The region of Bratislava is the country's smallest in terms of area, but its most densely settled and urbanised, with 296 inhabitants per square kilometre, about three times the Slovak average. Bratislava, the capital, had a population of 426,091, or 70 percent of the total inhabitants of the region. The Bratislava region is bordered by the Danube to the south and the Morava to the west. It consists of the Záhorie lowlands in the far west of the country and the Podunajská nížina (Danube lowlands) towards the Hungarian south, divided by the heavily forested Malé Karpaty (Small Carpathian mountains) range.
The south-west Trnava region is a strangely shaped body of land that encloses Bratislava region and borders on the Czech Republic, Austria and Hungary. It is the second smallest region after Bratislava, and the smallest in terms of area.
The south-central Nitra region is Slovakia's agricultural heartland. Flatter and warmer than the rest of the country, its soil and terrain are best suited to farming.
The north-west Žilina region is a rugged area that borders on the Czech Republic and Poland. It includes no fewer than seven mountain ranges: the Tatry and Nízke tatry (Tatras and the Low Tatras), the Veľká and Malá Fatra (Greater and Lesser Fatras), the Chočské vrchy (Choč Mountains), the Javorníky and the Strážovské vrchy (Strážov Mountains). The region is also dominated by national parks
Banská Bystrica region, the country's largest in terms of area, lies in the southern part of Central Slovakia. With its extensive forests and hilly terrain, it is the least densely settled region.
The north-east Prešov region is Slovakia's most physically spectacular, but poor and sparsely settled as well. It borders on Poland and Ukraine, and contains five national parks. Less than half of the inhabitants of the region live in urban settings.
Košice region is a largely flat and poor area in the southeast of Slovakia bordering on Ukraine and Hungary. With a population of 773,000, it is the second largest region while with about one third of the total inhabitants of the region, the capital Košice is Slovakia's second largest city and is the industrial anchor of the east of the country.
The north-west Trenčín region is a relatively wealthy and developed part of Slovakia, bordering on the Czech Republic. It is hilly but not rugged, and has an unusually high (55 percent) proportion of inhabitants employed in industry, making it the second most heavily industrialised region after Bratislava.
Extensive reconstruction of Mlynské Nivy Street in Bratislava and construction of a brand new central bus station, including an adjacent high rise office building, are progressing. Currently almost 450 workers of various professions and 18 cranes are working on it, the biggest construction site in central Europe at 4.4 hectares large. The developer HB Reavis still promises to launch the new bus station in late 2020.
In the former industrial zone on Račianska Street in Bratislava, next to the Lidl retail store, stands an old brick smokestack and concrete beams. These are the remnants of a long defunct parquet factory. Developer Corwin plans to replace the remnants with Guthaus, a residential complex with a new vision for housing quality.
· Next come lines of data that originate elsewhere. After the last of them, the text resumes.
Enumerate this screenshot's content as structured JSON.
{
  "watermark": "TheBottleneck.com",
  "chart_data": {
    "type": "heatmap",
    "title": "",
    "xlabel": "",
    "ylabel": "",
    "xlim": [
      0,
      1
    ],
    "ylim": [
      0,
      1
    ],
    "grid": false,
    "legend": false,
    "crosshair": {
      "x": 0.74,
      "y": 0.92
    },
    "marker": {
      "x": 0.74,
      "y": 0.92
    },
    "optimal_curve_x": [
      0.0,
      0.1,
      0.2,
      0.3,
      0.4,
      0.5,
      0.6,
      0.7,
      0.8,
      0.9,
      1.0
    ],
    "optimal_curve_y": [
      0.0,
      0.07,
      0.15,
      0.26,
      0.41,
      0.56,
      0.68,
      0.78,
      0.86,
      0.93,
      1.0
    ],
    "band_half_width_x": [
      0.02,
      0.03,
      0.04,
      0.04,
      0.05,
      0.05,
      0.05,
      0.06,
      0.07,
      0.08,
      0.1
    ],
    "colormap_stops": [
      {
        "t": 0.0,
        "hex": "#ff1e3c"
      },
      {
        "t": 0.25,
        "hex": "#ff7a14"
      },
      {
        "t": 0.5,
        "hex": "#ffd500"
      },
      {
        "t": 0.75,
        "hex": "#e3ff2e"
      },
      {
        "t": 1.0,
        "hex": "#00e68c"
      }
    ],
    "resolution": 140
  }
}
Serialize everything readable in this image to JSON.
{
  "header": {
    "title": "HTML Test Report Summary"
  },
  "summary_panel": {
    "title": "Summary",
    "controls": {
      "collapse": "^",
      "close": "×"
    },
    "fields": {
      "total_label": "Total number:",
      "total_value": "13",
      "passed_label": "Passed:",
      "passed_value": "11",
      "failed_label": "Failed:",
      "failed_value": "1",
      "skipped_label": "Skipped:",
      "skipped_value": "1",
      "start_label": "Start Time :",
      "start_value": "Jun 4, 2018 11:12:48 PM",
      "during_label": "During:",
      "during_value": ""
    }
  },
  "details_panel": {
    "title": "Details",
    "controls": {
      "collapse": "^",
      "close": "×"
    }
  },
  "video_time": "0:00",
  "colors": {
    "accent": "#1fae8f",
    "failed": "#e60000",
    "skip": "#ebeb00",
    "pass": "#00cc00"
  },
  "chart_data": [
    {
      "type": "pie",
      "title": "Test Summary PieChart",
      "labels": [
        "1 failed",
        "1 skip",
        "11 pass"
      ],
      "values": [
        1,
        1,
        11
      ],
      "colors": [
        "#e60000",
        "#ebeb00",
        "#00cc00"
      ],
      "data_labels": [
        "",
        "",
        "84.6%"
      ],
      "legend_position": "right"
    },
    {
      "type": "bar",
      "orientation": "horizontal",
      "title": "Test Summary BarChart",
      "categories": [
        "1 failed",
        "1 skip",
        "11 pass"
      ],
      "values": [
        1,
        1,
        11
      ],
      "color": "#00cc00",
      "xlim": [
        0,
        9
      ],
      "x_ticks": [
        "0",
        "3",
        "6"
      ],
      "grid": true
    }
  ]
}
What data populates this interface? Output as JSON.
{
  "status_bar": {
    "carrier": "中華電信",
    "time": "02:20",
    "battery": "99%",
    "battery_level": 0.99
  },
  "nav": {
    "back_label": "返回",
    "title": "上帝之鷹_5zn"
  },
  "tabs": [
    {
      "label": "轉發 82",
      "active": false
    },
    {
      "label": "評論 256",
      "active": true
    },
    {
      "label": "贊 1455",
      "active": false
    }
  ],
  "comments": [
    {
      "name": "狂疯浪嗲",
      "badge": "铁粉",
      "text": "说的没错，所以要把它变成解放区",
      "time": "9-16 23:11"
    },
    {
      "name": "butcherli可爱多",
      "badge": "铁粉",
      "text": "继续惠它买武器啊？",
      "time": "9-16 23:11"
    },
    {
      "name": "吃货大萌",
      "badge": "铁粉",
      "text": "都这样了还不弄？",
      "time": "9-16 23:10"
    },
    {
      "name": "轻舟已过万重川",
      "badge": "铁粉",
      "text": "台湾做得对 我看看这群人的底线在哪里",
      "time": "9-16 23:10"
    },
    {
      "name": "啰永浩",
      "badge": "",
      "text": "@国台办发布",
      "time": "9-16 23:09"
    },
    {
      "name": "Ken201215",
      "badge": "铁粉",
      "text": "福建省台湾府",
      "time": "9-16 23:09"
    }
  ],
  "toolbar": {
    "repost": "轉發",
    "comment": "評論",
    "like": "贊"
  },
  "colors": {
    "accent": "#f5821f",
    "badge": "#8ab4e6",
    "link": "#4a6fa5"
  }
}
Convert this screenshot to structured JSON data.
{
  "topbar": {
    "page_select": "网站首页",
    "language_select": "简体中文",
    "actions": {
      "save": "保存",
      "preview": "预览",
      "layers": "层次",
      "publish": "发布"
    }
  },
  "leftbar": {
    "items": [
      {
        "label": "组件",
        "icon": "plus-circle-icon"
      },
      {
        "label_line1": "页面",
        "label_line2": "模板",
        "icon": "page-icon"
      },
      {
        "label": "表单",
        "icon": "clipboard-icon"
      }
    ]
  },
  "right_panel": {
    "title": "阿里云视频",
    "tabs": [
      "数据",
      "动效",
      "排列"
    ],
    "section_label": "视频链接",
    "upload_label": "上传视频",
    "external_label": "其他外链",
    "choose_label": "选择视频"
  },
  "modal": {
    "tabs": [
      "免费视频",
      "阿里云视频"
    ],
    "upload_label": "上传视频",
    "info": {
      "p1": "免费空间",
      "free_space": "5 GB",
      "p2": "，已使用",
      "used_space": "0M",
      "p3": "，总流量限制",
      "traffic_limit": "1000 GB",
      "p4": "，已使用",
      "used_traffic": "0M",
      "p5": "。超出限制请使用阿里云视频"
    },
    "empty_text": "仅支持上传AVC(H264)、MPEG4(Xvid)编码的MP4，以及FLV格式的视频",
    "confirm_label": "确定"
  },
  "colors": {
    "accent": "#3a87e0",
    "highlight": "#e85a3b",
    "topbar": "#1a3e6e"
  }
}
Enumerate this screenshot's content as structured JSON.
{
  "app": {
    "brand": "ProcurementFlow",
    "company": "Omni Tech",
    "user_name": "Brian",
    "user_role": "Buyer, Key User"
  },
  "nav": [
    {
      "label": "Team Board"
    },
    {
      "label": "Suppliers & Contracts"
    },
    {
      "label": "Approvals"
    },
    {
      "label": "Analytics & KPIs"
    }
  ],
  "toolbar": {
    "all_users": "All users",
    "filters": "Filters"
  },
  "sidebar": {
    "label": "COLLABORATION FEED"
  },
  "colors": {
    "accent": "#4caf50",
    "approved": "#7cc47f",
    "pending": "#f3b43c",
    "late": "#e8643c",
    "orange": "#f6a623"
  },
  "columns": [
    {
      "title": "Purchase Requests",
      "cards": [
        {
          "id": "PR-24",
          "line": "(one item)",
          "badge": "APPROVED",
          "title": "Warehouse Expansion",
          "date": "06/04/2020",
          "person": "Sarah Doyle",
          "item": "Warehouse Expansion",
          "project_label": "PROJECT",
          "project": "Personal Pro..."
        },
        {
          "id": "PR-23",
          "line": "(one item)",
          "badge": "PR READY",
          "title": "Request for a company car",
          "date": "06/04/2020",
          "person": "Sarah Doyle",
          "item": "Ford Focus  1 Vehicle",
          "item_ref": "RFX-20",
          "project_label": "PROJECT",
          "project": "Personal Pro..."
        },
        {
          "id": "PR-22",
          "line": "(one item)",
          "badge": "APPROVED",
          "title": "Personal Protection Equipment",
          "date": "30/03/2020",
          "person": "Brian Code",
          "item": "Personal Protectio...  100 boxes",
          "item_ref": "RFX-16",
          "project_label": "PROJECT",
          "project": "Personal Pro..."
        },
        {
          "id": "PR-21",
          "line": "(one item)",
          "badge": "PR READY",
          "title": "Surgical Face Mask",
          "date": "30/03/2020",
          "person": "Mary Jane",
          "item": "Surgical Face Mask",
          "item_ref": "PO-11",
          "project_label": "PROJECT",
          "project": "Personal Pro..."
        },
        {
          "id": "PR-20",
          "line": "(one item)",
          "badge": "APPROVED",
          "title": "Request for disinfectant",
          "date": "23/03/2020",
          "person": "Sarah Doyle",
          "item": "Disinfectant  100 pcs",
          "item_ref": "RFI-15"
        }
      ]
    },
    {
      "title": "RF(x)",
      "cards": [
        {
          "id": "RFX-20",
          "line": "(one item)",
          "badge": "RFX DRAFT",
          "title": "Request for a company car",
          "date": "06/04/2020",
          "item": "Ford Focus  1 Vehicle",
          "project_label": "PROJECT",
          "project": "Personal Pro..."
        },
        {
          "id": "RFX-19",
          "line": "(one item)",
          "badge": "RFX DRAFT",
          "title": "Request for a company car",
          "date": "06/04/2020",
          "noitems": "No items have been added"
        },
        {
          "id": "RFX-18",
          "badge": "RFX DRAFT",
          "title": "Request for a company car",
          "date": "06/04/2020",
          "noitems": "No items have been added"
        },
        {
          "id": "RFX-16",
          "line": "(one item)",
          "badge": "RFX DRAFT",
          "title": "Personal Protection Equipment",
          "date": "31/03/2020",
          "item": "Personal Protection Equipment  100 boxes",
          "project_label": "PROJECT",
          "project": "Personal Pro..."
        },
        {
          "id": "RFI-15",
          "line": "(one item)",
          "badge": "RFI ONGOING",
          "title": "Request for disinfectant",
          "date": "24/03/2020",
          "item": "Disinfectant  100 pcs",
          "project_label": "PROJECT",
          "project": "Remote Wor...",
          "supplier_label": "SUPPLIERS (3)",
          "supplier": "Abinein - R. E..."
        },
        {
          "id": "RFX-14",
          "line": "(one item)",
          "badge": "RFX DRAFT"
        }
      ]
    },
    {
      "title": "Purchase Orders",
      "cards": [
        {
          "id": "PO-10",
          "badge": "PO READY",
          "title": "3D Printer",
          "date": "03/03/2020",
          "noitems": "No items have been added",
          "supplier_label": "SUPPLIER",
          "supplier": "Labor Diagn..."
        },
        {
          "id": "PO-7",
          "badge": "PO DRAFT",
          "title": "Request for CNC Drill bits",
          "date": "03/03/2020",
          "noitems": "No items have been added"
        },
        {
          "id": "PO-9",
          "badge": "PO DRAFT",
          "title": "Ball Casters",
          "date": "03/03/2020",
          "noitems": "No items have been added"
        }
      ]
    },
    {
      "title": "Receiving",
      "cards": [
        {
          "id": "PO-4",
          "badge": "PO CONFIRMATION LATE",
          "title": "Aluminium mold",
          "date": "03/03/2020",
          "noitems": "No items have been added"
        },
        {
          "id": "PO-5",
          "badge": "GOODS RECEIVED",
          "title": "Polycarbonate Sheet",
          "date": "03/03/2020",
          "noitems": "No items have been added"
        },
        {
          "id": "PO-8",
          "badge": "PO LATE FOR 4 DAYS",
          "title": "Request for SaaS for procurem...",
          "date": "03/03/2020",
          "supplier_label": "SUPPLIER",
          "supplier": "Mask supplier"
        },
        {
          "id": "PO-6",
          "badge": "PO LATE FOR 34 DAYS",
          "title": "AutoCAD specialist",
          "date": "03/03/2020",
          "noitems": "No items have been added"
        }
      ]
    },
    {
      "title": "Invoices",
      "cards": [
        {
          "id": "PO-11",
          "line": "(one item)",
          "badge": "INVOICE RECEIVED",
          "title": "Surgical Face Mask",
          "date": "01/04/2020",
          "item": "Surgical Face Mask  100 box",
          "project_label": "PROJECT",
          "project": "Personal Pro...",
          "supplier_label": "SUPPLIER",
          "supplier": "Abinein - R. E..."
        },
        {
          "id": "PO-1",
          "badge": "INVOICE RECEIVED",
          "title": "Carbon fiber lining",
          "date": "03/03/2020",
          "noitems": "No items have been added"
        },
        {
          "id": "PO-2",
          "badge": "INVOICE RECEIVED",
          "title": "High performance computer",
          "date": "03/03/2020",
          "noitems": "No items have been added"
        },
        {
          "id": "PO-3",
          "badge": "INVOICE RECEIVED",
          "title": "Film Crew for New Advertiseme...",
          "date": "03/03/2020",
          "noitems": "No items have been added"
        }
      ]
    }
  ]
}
Good office spaces keep employees happy at work, while having a modern, healthy and attractive office is also an efficient tool for recruiting new talent. Companies in Slovakia are aware what influence the working environment has on their employees and design their offices accordingly, show results of an annual competition organised by the real estate consultancy CBRE.
European commercial real estate investment volumes reached a record high of €312 billion in 2018. This represents a 0.3 percent increase on 2017, which was previously a record, when total investment volumes reached €311 billion, according to the latest data from leading global real estate advisor, CBRE.
Germany is the sixth European country in which the Slovak developer HB Reavis is active. In mid-February it announced two major acquisitions in Berlin and Dresden totalling 3.5 hectares. The announcement followed only a few days after media reported on the sale of some HB Reavis projects in the Czech Republic.
Company owners are searching for more effective solutions for managing their companies. One of such solution is shared office space; as much as 80 percent of companies using this solution put cost reduction as the reason. This way they save especially on costs needed for acquisition of offices and rentals, as well as repair and maintenance costs, a survey conducted by International Workspace has confirmed.